Mechanical engineers at Stanford University have designed a prosthetic foot that responds to rough terrain by actively shifting pressure between three contact points. The design is a tripod with a rear-facing heel and two forward-facing toes. Equipped with position sensors and motors, the foot can adjust its orientation to respond to varying terrain, similar to the way in which someone with an intact foot can move their toes and flex their ankles to compensate while walking over rough ground.
In the process of designing the device, the engineers also developed a tool to test the prototypes more quickly. Rather than first building a prosthesis for real-world testing, the researchers built a basic version, then hooked it up to off-board motors and computer systems that control how the foot responds as a user moves over varying terrain.
“Prosthetic emulators allow us to try lots of different designs without the overhead of new hardware,” said Steven Collins, PhD, an associate professor of mechanical engineering and a member of Stanford Bio-X, the university’s interdisciplinary biosciences institute. “Basically, we can try any kind of crazy design ideas we might have and see how people respond to them,” he said.

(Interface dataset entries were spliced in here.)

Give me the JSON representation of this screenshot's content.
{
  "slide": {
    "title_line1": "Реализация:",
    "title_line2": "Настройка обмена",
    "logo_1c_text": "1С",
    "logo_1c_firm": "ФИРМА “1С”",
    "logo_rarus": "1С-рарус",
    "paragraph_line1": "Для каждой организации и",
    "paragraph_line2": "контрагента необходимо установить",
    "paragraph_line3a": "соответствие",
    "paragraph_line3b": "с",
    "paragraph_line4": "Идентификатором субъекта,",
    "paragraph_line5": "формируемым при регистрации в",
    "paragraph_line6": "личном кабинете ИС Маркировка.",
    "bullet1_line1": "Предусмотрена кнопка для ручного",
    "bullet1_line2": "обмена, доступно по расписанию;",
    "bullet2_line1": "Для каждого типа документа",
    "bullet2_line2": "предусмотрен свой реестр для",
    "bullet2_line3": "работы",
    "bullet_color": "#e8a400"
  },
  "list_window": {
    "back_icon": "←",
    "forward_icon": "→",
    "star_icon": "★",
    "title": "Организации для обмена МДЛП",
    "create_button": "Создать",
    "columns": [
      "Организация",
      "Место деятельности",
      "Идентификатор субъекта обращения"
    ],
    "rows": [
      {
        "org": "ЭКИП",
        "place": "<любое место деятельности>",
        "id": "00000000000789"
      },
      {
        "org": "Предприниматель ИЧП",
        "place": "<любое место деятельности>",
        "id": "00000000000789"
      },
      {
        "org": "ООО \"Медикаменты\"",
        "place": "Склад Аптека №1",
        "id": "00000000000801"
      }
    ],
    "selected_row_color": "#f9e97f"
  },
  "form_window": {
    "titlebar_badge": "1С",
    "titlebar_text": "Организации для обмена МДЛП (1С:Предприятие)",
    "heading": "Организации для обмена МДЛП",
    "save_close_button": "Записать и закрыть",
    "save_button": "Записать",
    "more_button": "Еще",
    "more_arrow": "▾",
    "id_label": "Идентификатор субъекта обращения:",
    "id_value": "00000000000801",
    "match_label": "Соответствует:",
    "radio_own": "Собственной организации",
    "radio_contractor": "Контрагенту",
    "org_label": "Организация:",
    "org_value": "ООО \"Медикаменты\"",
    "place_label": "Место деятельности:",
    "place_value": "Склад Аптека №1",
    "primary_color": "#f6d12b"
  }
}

The research team has reported results from one tester, a man with a transtibial amputation, and say the early results are promising.
The device construction and first tests of the prosthetic emulator are described in a paper published in April’s IEEE Transactions on Biomedical Engineering.
Editor’s note: This story was adapted from materials provided by Stanford University.